Brief: Consumers purchasing from the site would be working professionals, with some wine knowledge, and aged between 30 and 55. The site is aimed at mid-high level earners who have disposable income to spend on specific bottles (as opposed to bulk or discount purchases). The site must be high-end, modern and clean. [… additional details omitted.]

An open brief might sound attractive, but in reality it makes for a much harder job pinning down your brand. With an open horizon of possibilities it’s often easy to feel a bit overwhelmed. To make matters worse, a business name had not been decided upon – I’d have to use placeholders or suggest my own ideas.

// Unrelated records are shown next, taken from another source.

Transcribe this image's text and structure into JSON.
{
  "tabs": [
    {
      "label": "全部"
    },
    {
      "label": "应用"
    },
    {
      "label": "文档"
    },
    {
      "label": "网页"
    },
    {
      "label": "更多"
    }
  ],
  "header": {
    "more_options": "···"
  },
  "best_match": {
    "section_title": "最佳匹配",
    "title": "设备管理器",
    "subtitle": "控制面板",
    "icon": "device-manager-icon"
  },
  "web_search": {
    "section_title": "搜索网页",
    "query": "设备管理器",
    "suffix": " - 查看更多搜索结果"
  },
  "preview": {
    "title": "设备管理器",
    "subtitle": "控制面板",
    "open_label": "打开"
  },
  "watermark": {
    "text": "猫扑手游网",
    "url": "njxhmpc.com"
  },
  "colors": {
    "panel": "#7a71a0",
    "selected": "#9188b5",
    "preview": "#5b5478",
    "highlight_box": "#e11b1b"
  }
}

The project itself sadly did not get off the ground, but I thought it might be fun to take a look at the initial logo concepts I was working on.

Note: I have of course omitted the research, competitor analysis and other work that goes in to the creative process of building a new brand, just so we can focus on the early logo drafts.

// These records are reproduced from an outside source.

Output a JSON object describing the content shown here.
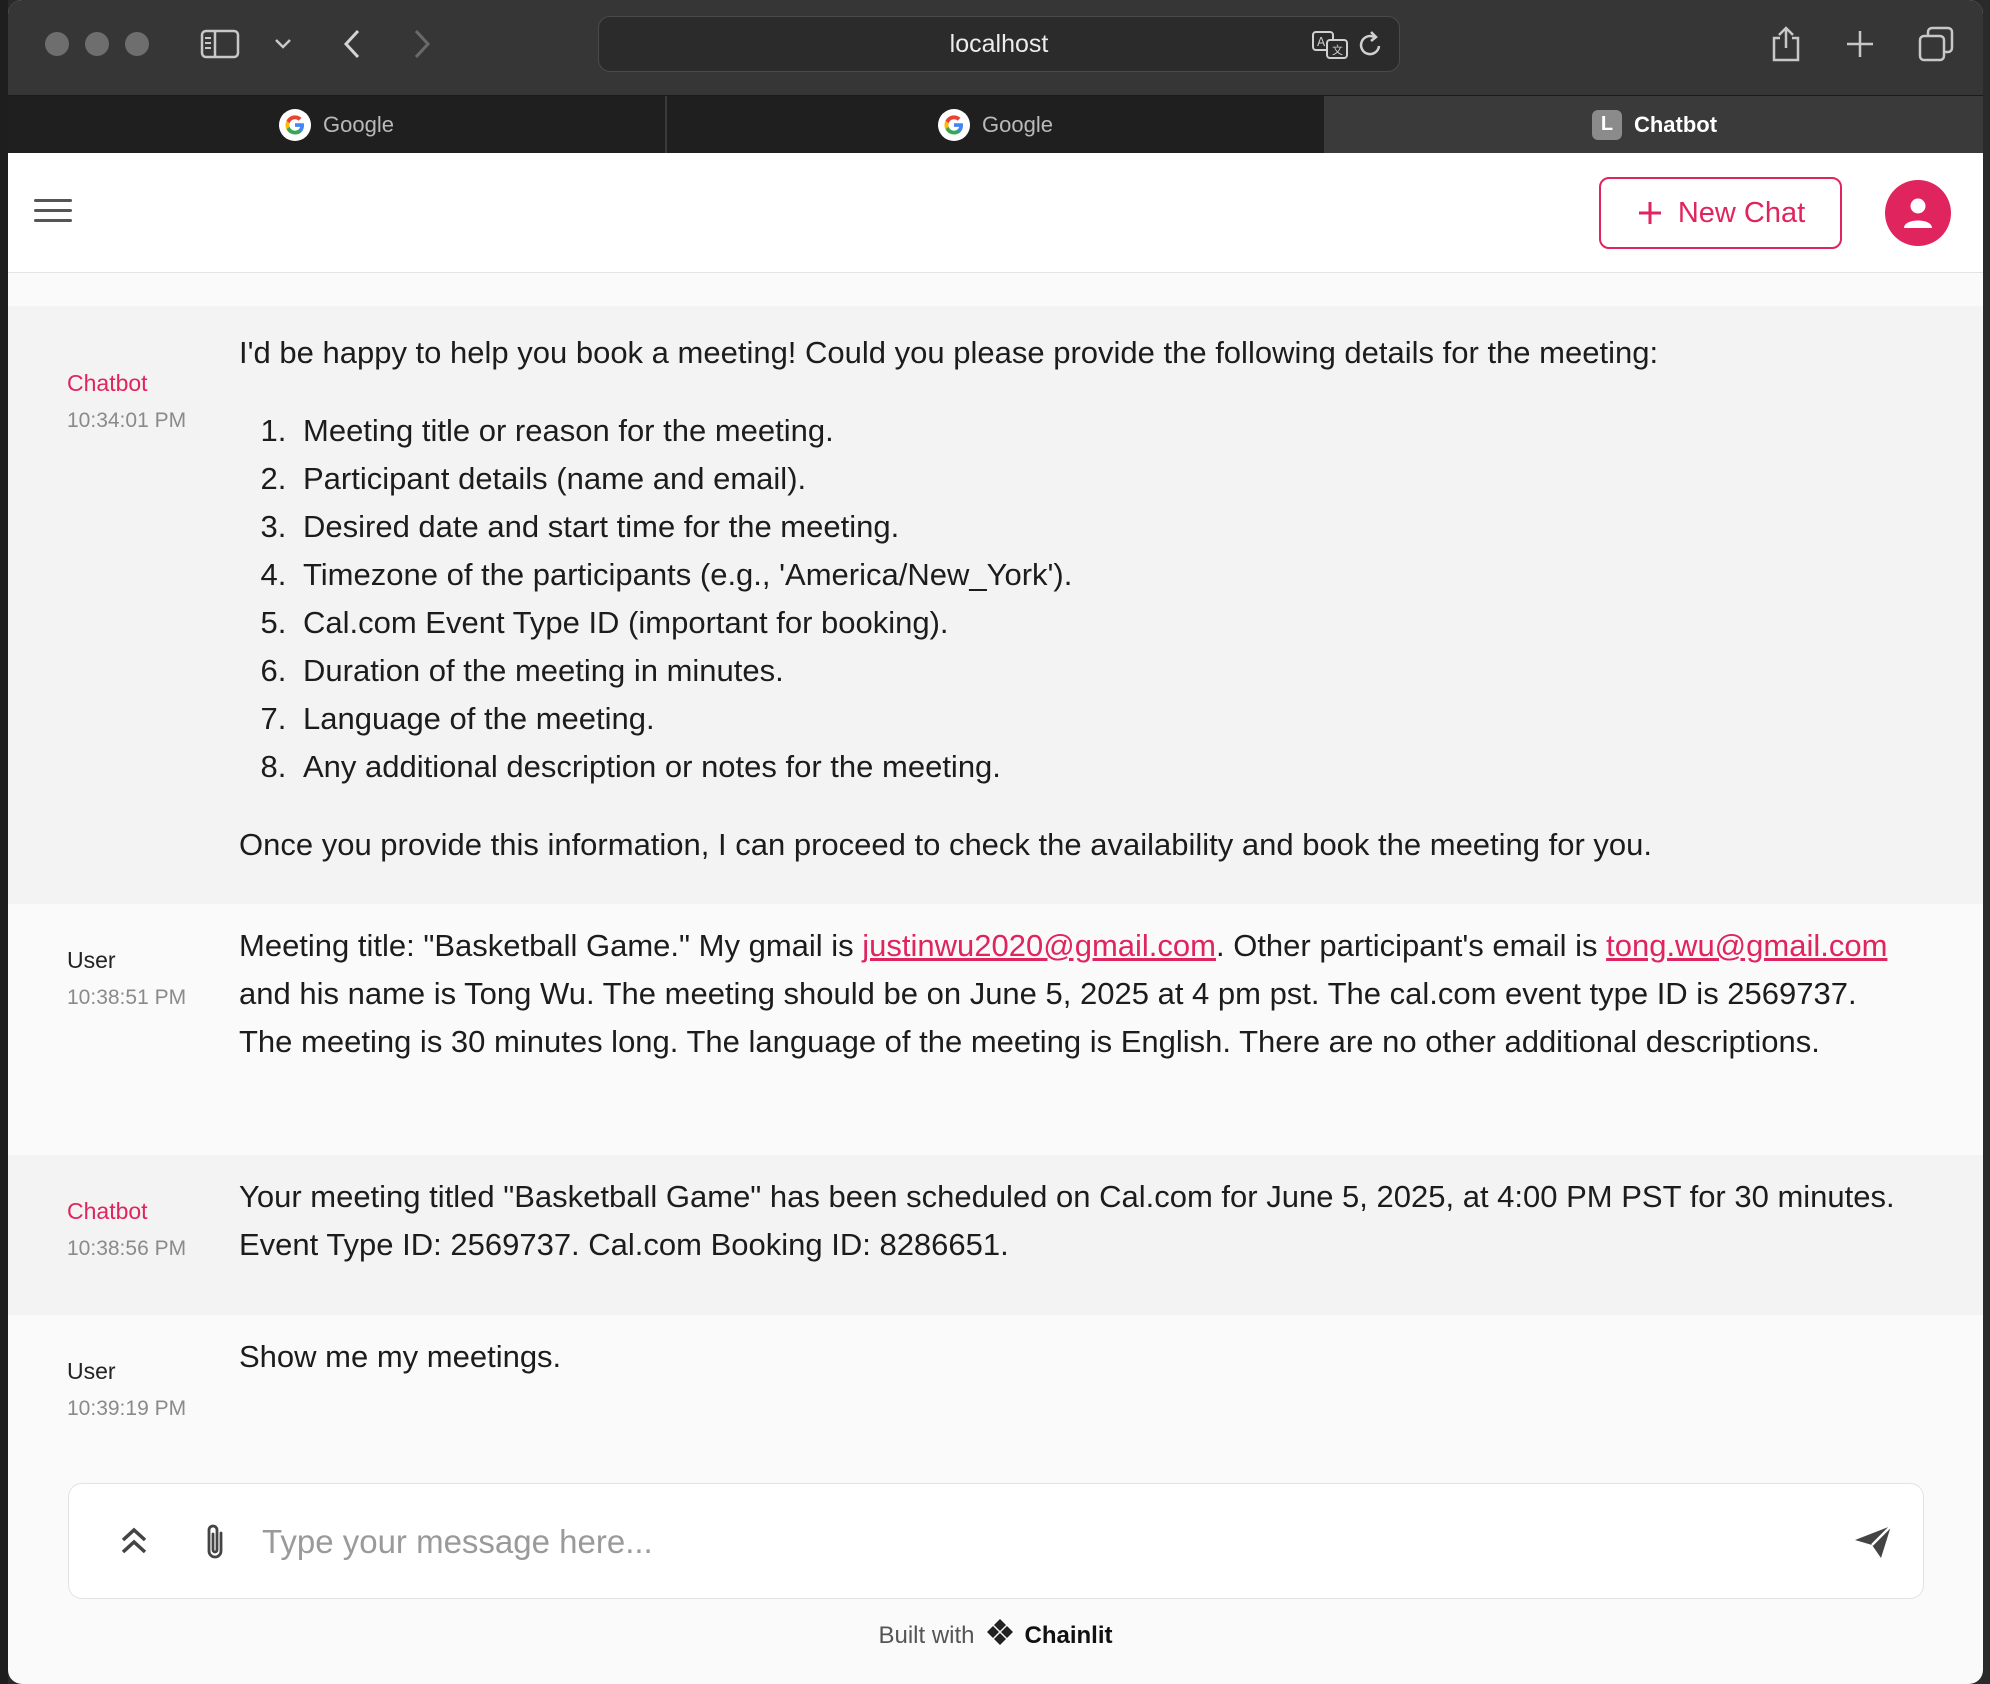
{
  "browser": {
    "address": "localhost",
    "tabs": [
      {
        "label": "Google"
      },
      {
        "label": "Google"
      },
      {
        "label": "Chatbot",
        "badge": "L"
      }
    ]
  },
  "header": {
    "new_chat_label": "New Chat"
  },
  "messages": [
    {
      "author": "Chatbot",
      "time": "10:34:01 PM",
      "intro": "I'd be happy to help you book a meeting! Could you please provide the following details for the meeting:",
      "items": [
        "Meeting title or reason for the meeting.",
        "Participant details (name and email).",
        "Desired date and start time for the meeting.",
        "Timezone of the participants (e.g., 'America/New_York').",
        "Cal.com Event Type ID (important for booking).",
        "Duration of the meeting in minutes.",
        "Language of the meeting.",
        "Any additional description or notes for the meeting."
      ],
      "outro": "Once you provide this information, I can proceed to check the availability and book the meeting for you."
    },
    {
      "author": "User",
      "time": "10:38:51 PM",
      "t1": "Meeting title: \"Basketball Game.\" My gmail is ",
      "link1": "justinwu2020@gmail.com",
      "t2": ". Other participant's email is ",
      "link2": "tong.wu@gmail.com",
      "t3": " and his name is Tong Wu. The meeting should be on June 5, 2025 at 4 pm pst. The cal.com event type ID is 2569737. The meeting is 30 minutes long. The language of the meeting is  English. There are no other additional descriptions."
    },
    {
      "author": "Chatbot",
      "time": "10:38:56 PM",
      "text": "Your meeting titled \"Basketball Game\" has been scheduled on Cal.com for June 5, 2025, at 4:00 PM PST for 30 minutes. Event Type ID: 2569737. Cal.com Booking ID: 8286651."
    },
    {
      "author": "User",
      "time": "10:39:19 PM",
      "text": "Show me my meetings."
    }
  ],
  "composer": {
    "placeholder": "Type your message here..."
  },
  "footer": {
    "built_with": "Built with",
    "brand": "Chainlit"
  },
  "colors": {
    "accent": "#e0245e",
    "chrome": "#363636"
  }
}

Concept 1

I started with some simple sketches that I digitised and cleaned up. At this stage, of course, all fonts and colours are purely arbitrary.

wine-logo-01

The name ‘Barrel, Bottle and Cork’ did not resonate well with everyone who saw it – it is a bit overlong and wordy. However I picked it because the old-fashioned triple-barrel felt authoritative and assured. When recommending wine on a high-end site the users need to trust your judgement – and if they they’re spending money it’s unlikely they’d buy if your name was ‘Plonk’ or ‘Glug’ or ‘Slurp’.

wine-logo-02

I felt that the hand drawn style had some mileage – here we see it with a quirky font and grainy texture to give it that boutique-y bespoke feel.

Concept 2

I created a couple of more geometric shapes for the second set of concepts as a counterpoint to the hand drawn style used before. The grungey style made another appearance with a faded ‘stamp’ type motif.

wine-logo-03

‘Most Drinkable’ is a bit more unusual as a name but I think it had promise.

wine-logo-04

Concept 3

With wine you have an abundance of imagery to work with – bottles, barrels, glasses and grapes being chief among them. Grapes were particularly fun to work with – as you can see with these next two:

wine-logo-05

I added a little shading into the grapes themselves which I think, along with the strong purple, makes for a memorable impression. Not quite as sure about the fonts, however.

wine-logo-06

Concept 4

Painstakingly hand-drawn, this set of logos were probably my favourite. I returned to the triple-barrel name (mainly to complement the illustration), and drew these partly by hand before digitising them and carefully editing them to adjust line thicknesses and position. I tried full colour, but felt the greyscale added to the boutique quality I was looking for.

wine-logo-07

A little spot colour helped lift the logo a touch – but any more looked like overkill.

wine-logo-08


 

The next phase of this branding process would be to elicit client feedback on the above concepts – mainly looking at style and general feel (over things like wording, fonts and colours). This initial logo presentation is normally accompanied with notes on the suitability of a logo mark and its use across different mediums (print, stationery, and so on).

Creating a successful brand can be a long process with difficult decisions along the way. I believe any one of these marks could be selected as a potential starting point but would undergo many more revisions before being selected as a chosen logo for the company. The logo is of course only one step – colour palettes, fonts, style setters and stationery all form vital parts of a final brand identity.